* [Directions]
Give back every record below, character for character.

BEGIN

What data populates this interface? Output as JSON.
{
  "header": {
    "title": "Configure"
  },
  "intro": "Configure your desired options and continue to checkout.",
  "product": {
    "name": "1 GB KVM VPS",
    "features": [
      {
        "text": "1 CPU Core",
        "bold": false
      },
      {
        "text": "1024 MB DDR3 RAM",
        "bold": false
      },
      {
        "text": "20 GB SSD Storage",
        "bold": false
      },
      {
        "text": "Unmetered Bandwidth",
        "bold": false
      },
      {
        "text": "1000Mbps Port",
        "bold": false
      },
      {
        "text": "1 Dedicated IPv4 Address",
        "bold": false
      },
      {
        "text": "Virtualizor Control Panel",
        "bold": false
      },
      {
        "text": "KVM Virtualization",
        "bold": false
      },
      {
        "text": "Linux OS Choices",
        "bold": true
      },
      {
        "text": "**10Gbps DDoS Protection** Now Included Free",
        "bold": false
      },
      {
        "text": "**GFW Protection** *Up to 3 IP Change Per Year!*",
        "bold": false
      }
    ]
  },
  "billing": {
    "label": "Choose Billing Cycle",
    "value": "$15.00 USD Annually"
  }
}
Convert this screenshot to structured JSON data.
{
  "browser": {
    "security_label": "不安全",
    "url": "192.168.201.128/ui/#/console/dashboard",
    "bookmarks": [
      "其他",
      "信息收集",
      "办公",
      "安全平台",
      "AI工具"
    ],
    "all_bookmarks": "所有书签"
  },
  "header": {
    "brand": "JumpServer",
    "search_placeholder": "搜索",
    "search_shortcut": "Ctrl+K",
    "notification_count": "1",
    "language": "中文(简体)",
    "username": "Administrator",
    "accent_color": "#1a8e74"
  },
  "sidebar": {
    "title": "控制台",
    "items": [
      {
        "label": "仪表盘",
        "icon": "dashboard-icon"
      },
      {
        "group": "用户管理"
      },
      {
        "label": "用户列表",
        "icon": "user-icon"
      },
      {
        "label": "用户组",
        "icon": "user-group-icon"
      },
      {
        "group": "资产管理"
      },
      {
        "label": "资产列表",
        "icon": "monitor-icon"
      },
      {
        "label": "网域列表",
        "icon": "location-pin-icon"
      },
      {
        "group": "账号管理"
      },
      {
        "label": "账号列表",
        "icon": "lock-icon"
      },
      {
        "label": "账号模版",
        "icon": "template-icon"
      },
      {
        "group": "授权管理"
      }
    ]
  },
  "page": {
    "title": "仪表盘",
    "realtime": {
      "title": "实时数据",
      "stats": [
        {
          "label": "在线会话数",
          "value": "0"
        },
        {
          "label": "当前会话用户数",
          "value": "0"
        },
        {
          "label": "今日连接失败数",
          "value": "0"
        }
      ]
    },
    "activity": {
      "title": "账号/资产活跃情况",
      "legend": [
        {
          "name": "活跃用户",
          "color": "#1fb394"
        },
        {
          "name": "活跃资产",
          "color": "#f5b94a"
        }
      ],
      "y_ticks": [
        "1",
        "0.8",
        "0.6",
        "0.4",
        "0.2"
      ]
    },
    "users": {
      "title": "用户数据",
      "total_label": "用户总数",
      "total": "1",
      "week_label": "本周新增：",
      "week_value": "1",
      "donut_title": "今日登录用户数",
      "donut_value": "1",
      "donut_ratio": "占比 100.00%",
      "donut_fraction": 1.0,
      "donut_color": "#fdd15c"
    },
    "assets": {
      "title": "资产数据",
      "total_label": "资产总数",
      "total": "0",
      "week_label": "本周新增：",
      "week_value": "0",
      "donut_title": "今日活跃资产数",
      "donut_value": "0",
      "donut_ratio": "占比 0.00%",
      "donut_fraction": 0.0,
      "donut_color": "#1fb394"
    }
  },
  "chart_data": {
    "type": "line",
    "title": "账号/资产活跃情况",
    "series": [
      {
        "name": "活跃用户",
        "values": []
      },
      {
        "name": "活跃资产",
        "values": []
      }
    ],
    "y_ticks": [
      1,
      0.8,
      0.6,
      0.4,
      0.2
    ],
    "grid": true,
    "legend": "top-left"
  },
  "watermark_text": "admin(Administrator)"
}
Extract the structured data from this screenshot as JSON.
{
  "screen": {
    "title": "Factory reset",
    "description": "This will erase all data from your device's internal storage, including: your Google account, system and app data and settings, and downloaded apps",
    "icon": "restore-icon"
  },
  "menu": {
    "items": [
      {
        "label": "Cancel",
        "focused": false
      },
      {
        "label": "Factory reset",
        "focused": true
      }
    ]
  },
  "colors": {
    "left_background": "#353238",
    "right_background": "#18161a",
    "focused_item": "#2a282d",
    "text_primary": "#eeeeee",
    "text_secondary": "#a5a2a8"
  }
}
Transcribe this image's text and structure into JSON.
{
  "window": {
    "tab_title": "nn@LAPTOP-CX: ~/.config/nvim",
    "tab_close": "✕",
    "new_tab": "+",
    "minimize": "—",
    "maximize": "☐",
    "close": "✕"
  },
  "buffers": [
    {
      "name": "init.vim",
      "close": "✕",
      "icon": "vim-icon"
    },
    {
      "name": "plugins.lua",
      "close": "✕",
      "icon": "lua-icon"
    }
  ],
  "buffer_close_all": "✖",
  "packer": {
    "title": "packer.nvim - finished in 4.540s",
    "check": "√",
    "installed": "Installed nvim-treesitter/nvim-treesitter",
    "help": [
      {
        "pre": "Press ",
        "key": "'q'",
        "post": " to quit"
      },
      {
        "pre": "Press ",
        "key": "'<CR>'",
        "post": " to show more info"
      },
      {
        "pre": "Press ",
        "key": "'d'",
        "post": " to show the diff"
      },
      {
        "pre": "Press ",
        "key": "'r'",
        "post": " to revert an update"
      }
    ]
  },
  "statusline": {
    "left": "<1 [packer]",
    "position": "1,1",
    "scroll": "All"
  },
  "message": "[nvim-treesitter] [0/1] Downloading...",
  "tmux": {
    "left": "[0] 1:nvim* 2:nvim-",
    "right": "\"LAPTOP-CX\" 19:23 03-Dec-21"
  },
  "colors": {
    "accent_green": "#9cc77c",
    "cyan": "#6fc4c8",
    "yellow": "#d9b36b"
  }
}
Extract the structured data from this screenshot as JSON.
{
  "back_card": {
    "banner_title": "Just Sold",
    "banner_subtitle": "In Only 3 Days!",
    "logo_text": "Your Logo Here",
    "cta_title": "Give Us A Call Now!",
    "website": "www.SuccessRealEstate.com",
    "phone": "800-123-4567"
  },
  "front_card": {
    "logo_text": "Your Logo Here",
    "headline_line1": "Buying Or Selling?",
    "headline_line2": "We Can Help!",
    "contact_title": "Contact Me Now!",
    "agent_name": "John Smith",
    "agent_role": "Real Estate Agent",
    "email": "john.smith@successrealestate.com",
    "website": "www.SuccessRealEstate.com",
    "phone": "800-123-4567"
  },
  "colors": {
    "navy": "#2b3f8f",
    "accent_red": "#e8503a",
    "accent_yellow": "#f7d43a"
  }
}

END

* [Output for this task]
What data populates this interface? Output as JSON.
{
  "header": {
    "title": "Configure"
  },
  "intro": "Configure your desired options and continue to checkout.",
  "product": {
    "name": "1 GB KVM VPS",
    "features": [
      {
        "text": "1 CPU Core",
        "bold": false
      },
      {
        "text": "1024 MB DDR3 RAM",
        "bold": false
      },
      {
        "text": "20 GB SSD Storage",
        "bold": false
      },
      {
        "text": "Unmetered Bandwidth",
        "bold": false
      },
      {
        "text": "1000Mbps Port",
        "bold": false
      },
      {
        "text": "1 Dedicated IPv4 Address",
        "bold": false
      },
      {
        "text": "Virtualizor Control Panel",
        "bold": false
      },
      {
        "text": "KVM Virtualization",
        "bold": false
      },
      {
        "text": "Linux OS Choices",
        "bold": true
      },
      {
        "text": "**10Gbps DDoS Protection** Now Included Free",
        "bold": false
      },
      {
        "text": "**GFW Protection** *Up to 3 IP Change Per Year!*",
        "bold": false
      }
    ]
  },
  "billing": {
    "label": "Choose Billing Cycle",
    "value": "$15.00 USD Annually"
  }
}
Convert this screenshot to structured JSON data.
{
  "browser": {
    "security_label": "不安全",
    "url": "192.168.201.128/ui/#/console/dashboard",
    "bookmarks": [
      "其他",
      "信息收集",
      "办公",
      "安全平台",
      "AI工具"
    ],
    "all_bookmarks": "所有书签"
  },
  "header": {
    "brand": "JumpServer",
    "search_placeholder": "搜索",
    "search_shortcut": "Ctrl+K",
    "notification_count": "1",
    "language": "中文(简体)",
    "username": "Administrator",
    "accent_color": "#1a8e74"
  },
  "sidebar": {
    "title": "控制台",
    "items": [
      {
        "label": "仪表盘",
        "icon": "dashboard-icon"
      },
      {
        "group": "用户管理"
      },
      {
        "label": "用户列表",
        "icon": "user-icon"
      },
      {
        "label": "用户组",
        "icon": "user-group-icon"
      },
      {
        "group": "资产管理"
      },
      {
        "label": "资产列表",
        "icon": "monitor-icon"
      },
      {
        "label": "网域列表",
        "icon": "location-pin-icon"
      },
      {
        "group": "账号管理"
      },
      {
        "label": "账号列表",
        "icon": "lock-icon"
      },
      {
        "label": "账号模版",
        "icon": "template-icon"
      },
      {
        "group": "授权管理"
      }
    ]
  },
  "page": {
    "title": "仪表盘",
    "realtime": {
      "title": "实时数据",
      "stats": [
        {
          "label": "在线会话数",
          "value": "0"
        },
        {
          "label": "当前会话用户数",
          "value": "0"
        },
        {
          "label": "今日连接失败数",
          "value": "0"
        }
      ]
    },
    "activity": {
      "title": "账号/资产活跃情况",
      "legend": [
        {
          "name": "活跃用户",
          "color": "#1fb394"
        },
        {
          "name": "活跃资产",
          "color": "#f5b94a"
        }
      ],
      "y_ticks": [
        "1",
        "0.8",
        "0.6",
        "0.4",
        "0.2"
      ]
    },
    "users": {
      "title": "用户数据",
      "total_label": "用户总数",
      "total": "1",
      "week_label": "本周新增：",
      "week_value": "1",
      "donut_title": "今日登录用户数",
      "donut_value": "1",
      "donut_ratio": "占比 100.00%",
      "donut_fraction": 1.0,
      "donut_color": "#fdd15c"
    },
    "assets": {
      "title": "资产数据",
      "total_label": "资产总数",
      "total": "0",
      "week_label": "本周新增：",
      "week_value": "0",
      "donut_title": "今日活跃资产数",
      "donut_value": "0",
      "donut_ratio": "占比 0.00%",
      "donut_fraction": 0.0,
      "donut_color": "#1fb394"
    }
  },
  "chart_data": {
    "type": "line",
    "title": "账号/资产活跃情况",
    "series": [
      {
        "name": "活跃用户",
        "values": []
      },
      {
        "name": "活跃资产",
        "values": []
      }
    ],
    "y_ticks": [
      1,
      0.8,
      0.6,
      0.4,
      0.2
    ],
    "grid": true,
    "legend": "top-left"
  },
  "watermark_text": "admin(Administrator)"
}
Extract the structured data from this screenshot as JSON.
{
  "screen": {
    "title": "Factory reset",
    "description": "This will erase all data from your device's internal storage, including: your Google account, system and app data and settings, and downloaded apps",
    "icon": "restore-icon"
  },
  "menu": {
    "items": [
      {
        "label": "Cancel",
        "focused": false
      },
      {
        "label": "Factory reset",
        "focused": true
      }
    ]
  },
  "colors": {
    "left_background": "#353238",
    "right_background": "#18161a",
    "focused_item": "#2a282d",
    "text_primary": "#eeeeee",
    "text_secondary": "#a5a2a8"
  }
}
Transcribe this image's text and structure into JSON.
{
  "window": {
    "tab_title": "nn@LAPTOP-CX: ~/.config/nvim",
    "tab_close": "✕",
    "new_tab": "+",
    "minimize": "—",
    "maximize": "☐",
    "close": "✕"
  },
  "buffers": [
    {
      "name": "init.vim",
      "close": "✕",
      "icon": "vim-icon"
    },
    {
      "name": "plugins.lua",
      "close": "✕",
      "icon": "lua-icon"
    }
  ],
  "buffer_close_all": "✖",
  "packer": {
    "title": "packer.nvim - finished in 4.540s",
    "check": "√",
    "installed": "Installed nvim-treesitter/nvim-treesitter",
    "help": [
      {
        "pre": "Press ",
        "key": "'q'",
        "post": " to quit"
      },
      {
        "pre": "Press ",
        "key": "'<CR>'",
        "post": " to show more info"
      },
      {
        "pre": "Press ",
        "key": "'d'",
        "post": " to show the diff"
      },
      {
        "pre": "Press ",
        "key": "'r'",
        "post": " to revert an update"
      }
    ]
  },
  "statusline": {
    "left": "<1 [packer]",
    "position": "1,1",
    "scroll": "All"
  },
  "message": "[nvim-treesitter] [0/1] Downloading...",
  "tmux": {
    "left": "[0] 1:nvim* 2:nvim-",
    "right": "\"LAPTOP-CX\" 19:23 03-Dec-21"
  },
  "colors": {
    "accent_green": "#9cc77c",
    "cyan": "#6fc4c8",
    "yellow": "#d9b36b"
  }
}
Extract the structured data from this screenshot as JSON.
{
  "back_card": {
    "banner_title": "Just Sold",
    "banner_subtitle": "In Only 3 Days!",
    "logo_text": "Your Logo Here",
    "cta_title": "Give Us A Call Now!",
    "website": "www.SuccessRealEstate.com",
    "phone": "800-123-4567"
  },
  "front_card": {
    "logo_text": "Your Logo Here",
    "headline_line1": "Buying Or Selling?",
    "headline_line2": "We Can Help!",
    "contact_title": "Contact Me Now!",
    "agent_name": "John Smith",
    "agent_role": "Real Estate Agent",
    "email": "john.smith@successrealestate.com",
    "website": "www.SuccessRealEstate.com",
    "phone": "800-123-4567"
  },
  "colors": {
    "navy": "#2b3f8f",
    "accent_red": "#e8503a",
    "accent_yellow": "#f7d43a"
  }
}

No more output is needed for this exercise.